5 Types of Cabinet Door Hinges Explained
Many people do not think about the type of cabinet door hinges you will need when finishing a cabinet makeover, or a full kitchen remodel. While cabinets are the main focus of any type of remodel project, there should also be some attention paid to the hinges you use to attach the doors to the cabinet face. There are several different types of hinges available on the market today. Here is a listing of a few of the cabinet door hinges you are most likely to find.
Categories of Hinges
Depending on the type of cabinet frame you have, there are several different categories of cabinet door hinges. They can be hidden, showing, in-laid, or even wrap around. No matter what category of hinge you are looking at, they all have the same basic concept. Hinges all have four basic parts. They have two wings. The first wing is the cabinet side wing that attaches to the cabinet frame. The second wing is the door side wing that attaches to the cabinet door. There is also a knuckle in the middle of the two wings that attaches the two together. Inside this knuckle is a pin that makes it possible for the hinge to open and close.
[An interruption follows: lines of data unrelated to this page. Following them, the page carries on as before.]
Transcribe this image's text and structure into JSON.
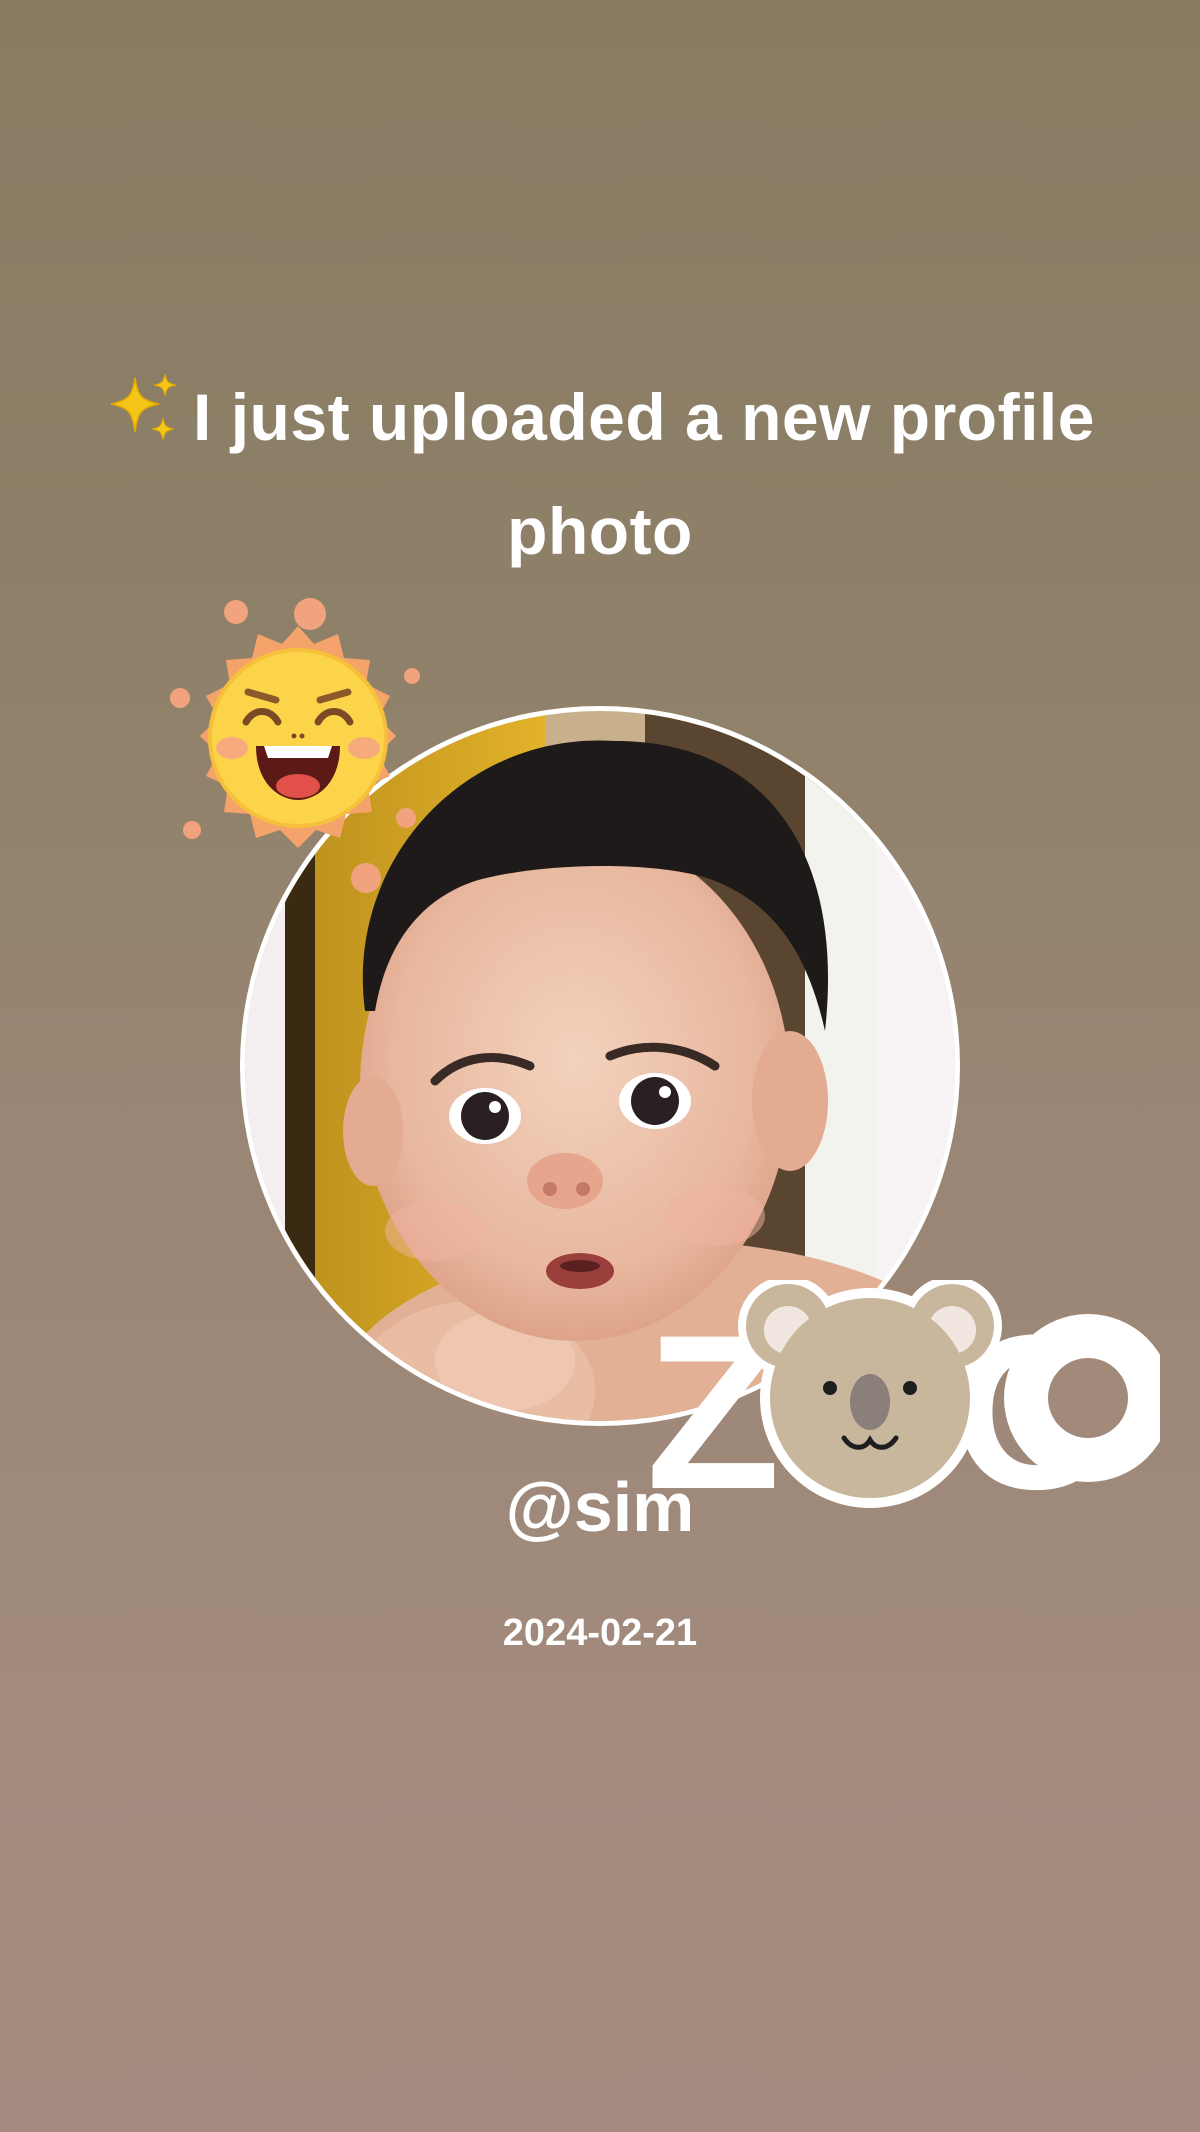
{
  "post": {
    "headline": "I just uploaded a new profile photo",
    "handle": "@sim",
    "date": "2024-02-21"
  },
  "stickers": {
    "top_left": "laughing-sun-icon",
    "bottom_right": "zoo-koala-sticker",
    "bottom_right_text": "ZOO"
  },
  "icons": {
    "headline_prefix": "sparkles-icon"
  },
  "colors": {
    "background_top": "#877b62",
    "background_bottom": "#a48b7f",
    "text": "#ffffff",
    "avatar_ring": "#ffffff"
  }
}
Flush hinges are those that are inset into the cabinet. They are usually found on the inside of the cabinet door and sit in a rabbet that has been routered, or chiseled into the cabinet and door. The only part that is sticking out is the knuckle of the hinge. Some flush hinges also have the knuckle inset also.
Wrap Around Hinges
This type of cabinet door hinge will be on the outside of the cabinet. While they are on the outside of the cabinet door, they can also be inset. If the cabinet door and cabinet frame of the same thickness, you can easily inset the wrap around hinge. These hinges can also be bevel, and even a reverse hinge.
This is probably the most common type of hinge available. These are of a basic structure and sit on the outside of the cabinet. This type of hinge can come in a lot of different styles and shapes, as well as materials. They are often decorative and alone can add a dramatic touch to your cabinet door.
Full Extension Hinge
When you open a cabinet door sometimes it is necessary to get a little more opening on the door. A lot of hinges, especially some inside type hinges, do not allow for full extension. This type of hinge will allow you to open the door in almost a 300 degree arc.
When you have an unframed cabinet, the best type of cabinet door hinge is called the European hinge. This type of hinge is entirely concealed within the wood on the inside of the door. Quite often, but not always, these types of hinges are also self closing. When the door is left slightly ajar, it will self close from the tension spring in the hinge.